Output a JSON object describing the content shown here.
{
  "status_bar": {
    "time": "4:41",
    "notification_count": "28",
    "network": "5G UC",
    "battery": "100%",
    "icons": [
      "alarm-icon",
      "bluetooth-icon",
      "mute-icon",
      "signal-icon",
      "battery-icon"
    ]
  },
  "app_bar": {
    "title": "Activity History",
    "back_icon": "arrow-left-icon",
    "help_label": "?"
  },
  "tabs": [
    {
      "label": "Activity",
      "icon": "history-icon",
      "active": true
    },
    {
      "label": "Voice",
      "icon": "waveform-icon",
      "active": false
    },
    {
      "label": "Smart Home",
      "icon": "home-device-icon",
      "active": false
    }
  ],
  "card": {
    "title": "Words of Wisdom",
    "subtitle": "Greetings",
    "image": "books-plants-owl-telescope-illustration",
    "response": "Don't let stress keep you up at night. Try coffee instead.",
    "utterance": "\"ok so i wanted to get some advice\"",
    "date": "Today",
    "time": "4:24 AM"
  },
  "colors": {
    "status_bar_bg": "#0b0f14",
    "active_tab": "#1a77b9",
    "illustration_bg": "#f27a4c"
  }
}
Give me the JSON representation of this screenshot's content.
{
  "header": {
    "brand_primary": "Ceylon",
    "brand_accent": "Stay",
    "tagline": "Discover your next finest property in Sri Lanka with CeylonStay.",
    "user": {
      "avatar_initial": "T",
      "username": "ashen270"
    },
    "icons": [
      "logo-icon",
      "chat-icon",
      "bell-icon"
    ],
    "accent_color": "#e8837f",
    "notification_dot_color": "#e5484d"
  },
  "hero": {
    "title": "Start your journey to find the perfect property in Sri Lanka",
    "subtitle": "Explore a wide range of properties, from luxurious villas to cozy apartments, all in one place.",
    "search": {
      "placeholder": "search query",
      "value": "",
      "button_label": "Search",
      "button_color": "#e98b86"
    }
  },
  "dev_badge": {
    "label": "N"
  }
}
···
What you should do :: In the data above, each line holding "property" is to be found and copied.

Solution to the exercise ::
    "tagline": "Discover your next finest property in Sri Lanka with CeylonStay.",
    "title": "Start your journey to find the perfect property in Sri Lanka",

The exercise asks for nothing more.